On Facebook, I am in a group of dynamic Black writers/poets/dancers/visual artists. I have no idea how I got invited into the group, as I possess none of these skills, but I love the group as I am privy to exciting new work by other members.
Rosalind Bell is a writer and urban farmer. She has started an Indiegogo campaign to help fund a research project examining her family history/legacy.

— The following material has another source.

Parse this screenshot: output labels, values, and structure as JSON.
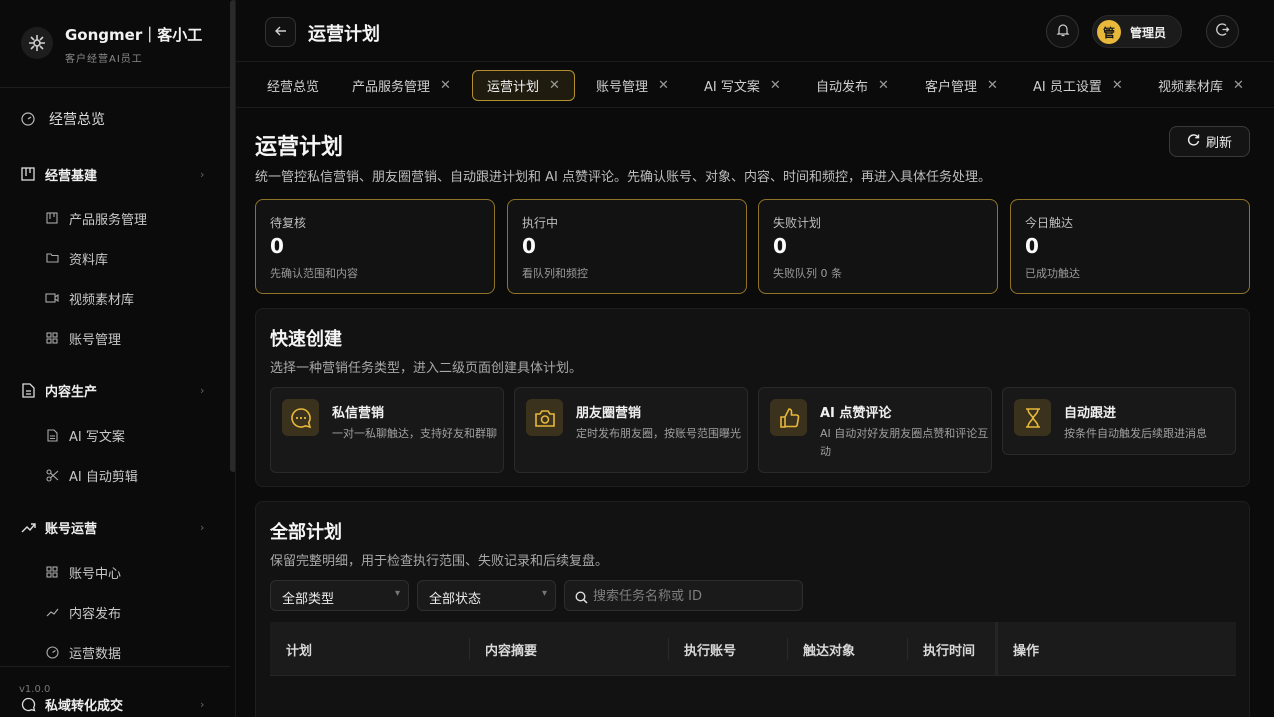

“I ask for your financial help and support in my endeavor to discover, research and tell the stories of my ancestors and in so doing, tell the story of Louisiana before and after the Civil War, and unravel the secret of me. How, in one of the most inhospitable to black life places in the whole wide world could both my progenitors have purchased the land? My first mother’s grandparents bought over 700 acres starting in 1881. And how were they able to secure it in the face of documented racist treachery. STANDING IN THE MIDDLE OF A SECRET is as much a research project as it is a writing project. I must scour microfilm, parish and state records, attics, books and people to get what I am looking for. I am seeking $29,000 to cover this expedition.” https://www.indiegogo.com/projects/help-fund-standing-in-the-middle-of-a-secret#/story
Sounds interesting, eh. And check out the perks! Goodness, a Louisiana Meat Lovers Delivery, Gumbo Fest, and more!

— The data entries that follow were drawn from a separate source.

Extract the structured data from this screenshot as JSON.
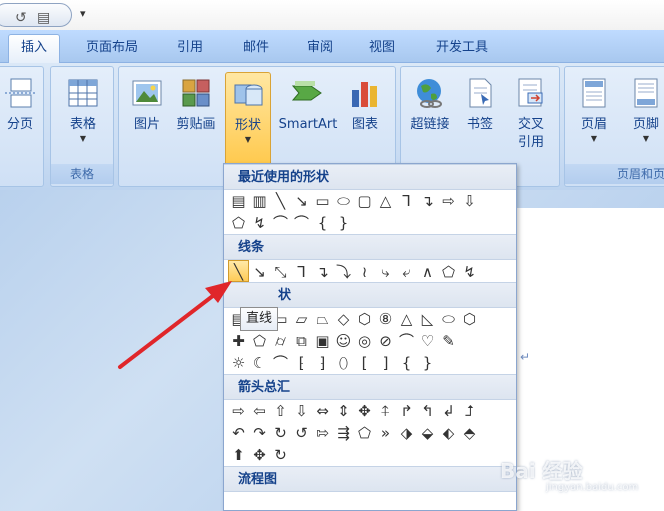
{
  "qat": {
    "undo_icon": "undo-icon",
    "view_icon": "layout-icon",
    "drop": "▾"
  },
  "tabs": [
    "插入",
    "页面布局",
    "引用",
    "邮件",
    "审阅",
    "视图",
    "开发工具"
  ],
  "ribbon": {
    "page_break": "分页",
    "table": "表格",
    "table_group": "表格",
    "picture": "图片",
    "clipart": "剪贴画",
    "shapes": "形状",
    "smartart": "SmartArt",
    "chart": "图表",
    "hyperlink": "超链接",
    "bookmark": "书签",
    "crossref_1": "交叉",
    "crossref_2": "引用",
    "header": "页眉",
    "footer": "页脚",
    "header_footer_group": "页眉和页"
  },
  "gallery": {
    "recent": "最近使用的形状",
    "lines": "线条",
    "basic": "状",
    "arrows": "箭头总汇",
    "flowchart": "流程图",
    "recent_row1": [
      "▤",
      "▥",
      "╲",
      "↘",
      "▭",
      "⬭",
      "▢",
      "△",
      "⅂",
      "↴",
      "⇨",
      "⇩"
    ],
    "recent_row2": [
      "⬠",
      "↯",
      "⌒",
      "⌒",
      "{",
      "}"
    ],
    "lines_row": [
      "╲",
      "↘",
      "⤡",
      "⅂",
      "↴",
      "⤵",
      "≀",
      "⤷",
      "⤶",
      "∧",
      "⬠",
      "↯"
    ],
    "basic_row1": [
      "▤",
      "▥",
      "▭",
      "▱",
      "⏢",
      "◇",
      "⬡",
      "⑧",
      "△",
      "◺",
      "⬭",
      "⬡"
    ],
    "basic_row2": [
      "✚",
      "⬠",
      "⌭",
      "⧉",
      "▣",
      "☺",
      "◎",
      "⊘",
      "⌒",
      "♡",
      "✎"
    ],
    "basic_row3": [
      "☼",
      "☾",
      "⌒",
      "⁅",
      "⁆",
      "⬯",
      "[",
      "]",
      "{",
      "}"
    ],
    "arrow_row1": [
      "⇨",
      "⇦",
      "⇧",
      "⇩",
      "⇔",
      "⇕",
      "✥",
      "⍏",
      "↱",
      "↰",
      "↲",
      "⮥"
    ],
    "arrow_row2": [
      "↶",
      "↷",
      "↻",
      "↺",
      "⇰",
      "⇶",
      "⬠",
      "»",
      "⬗",
      "⬙",
      "⬖",
      "⬘"
    ],
    "arrow_row3": [
      "⬆",
      "✥",
      "↻"
    ]
  },
  "tooltip": "直线",
  "watermark": "Bai 经验",
  "watermark_sub": "jingyan.baidu.com",
  "para_mark": "↵"
}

Support and/or share with your networks if you can!
Ack! I hate it when I find out about good DIY campaigns just as the deadline is closing in… 😦
“Ashley Williams is an accomplished local actor in Portland, Oregon. She is in the last weeks of an Indiegogo campaign with her mom, G.G. Williams. They are raising funds to film and produce a film about sexual assault. They are seeking to raise $10,000 by April 9th.” —http://theblackportlanders.com/

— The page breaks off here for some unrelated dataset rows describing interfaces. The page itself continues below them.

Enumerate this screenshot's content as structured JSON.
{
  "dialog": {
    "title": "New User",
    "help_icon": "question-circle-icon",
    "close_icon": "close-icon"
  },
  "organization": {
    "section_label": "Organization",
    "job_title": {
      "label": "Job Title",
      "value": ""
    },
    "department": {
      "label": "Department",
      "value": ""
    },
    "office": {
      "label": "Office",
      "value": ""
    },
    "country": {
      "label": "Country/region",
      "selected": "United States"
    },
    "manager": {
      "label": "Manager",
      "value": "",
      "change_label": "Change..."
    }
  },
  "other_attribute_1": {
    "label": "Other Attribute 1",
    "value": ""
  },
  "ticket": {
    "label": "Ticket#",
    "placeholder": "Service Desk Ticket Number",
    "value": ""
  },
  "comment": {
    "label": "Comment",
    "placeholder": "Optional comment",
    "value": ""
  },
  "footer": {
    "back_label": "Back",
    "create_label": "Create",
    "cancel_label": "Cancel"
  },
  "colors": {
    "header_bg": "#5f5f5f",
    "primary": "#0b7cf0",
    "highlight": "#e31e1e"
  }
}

If you don’t know (but should) April is Sexual Assault Awareness Month (SAAM). Black women often have to deal with issues of sexual violence/harassment/stalking on their own. There tends to be racist/sexist stereotypes around Black women’s sexuality. A lot of it has to do with our culture needing to justify sanctioned/historical abuse of Black women’s bodies in this country.
“The U.S. is one of the few places in the world where mass rapes have occurred systematically against an entire race of people (African-American women) and there has been no outcry from human rights communities, no processes for justice, no acknowledgement or recognition of such violations and its impact on the culture of violence against Black women today.” –http://www.blackwomensblueprint.org/sexual-violence/
My name is pretty basic (Tonya). I have been surprised at how common the name is across non white/white communities. The spelling is tweaked at times (Tonia, Tania, Tanya, etc), but I have met lots of Latina, Asian, Biracial, etc., “Tonyas.” The name is also pretty popular with white folks (usually the Tanya version), so I think I’ve been spared the racial assumptions about my name that some other black women suffer. In his new film, “Searching for Shaniqua: What’s in a Name?” producer/director Phill Branch looks at the discrimination some black women face, simply because of their name. He has started an Indiegogo campaign to fund his project. Support if you can:
“When you hear the name Shaniqua, what usually comes to mind first? I’ve found that in my social and professional circles, the words ghetto and tacky were often associated with that particular name. A few years back, after a conversation about baby names that spiraled into a deconstruction of race and class in America, I began to question why so many people have discomfort with certain names. After having similar conversations with people from all walks of life, I began to realize the importance of naming as it relates to profiling, bullying and self-esteem. As a professor at a HBCU, I ran across every kind of name that you can imagine. In academia, a place where race and class intersect, my awareness of how names impact people’s lives became even more heightened. In classrooms that were diverse, but largely black, students were sometimes surprised by how much of their thinking about themselves was based on negative stereotypes. In rooms filled with people of color, race wasn’t a dividing line, but social class was.”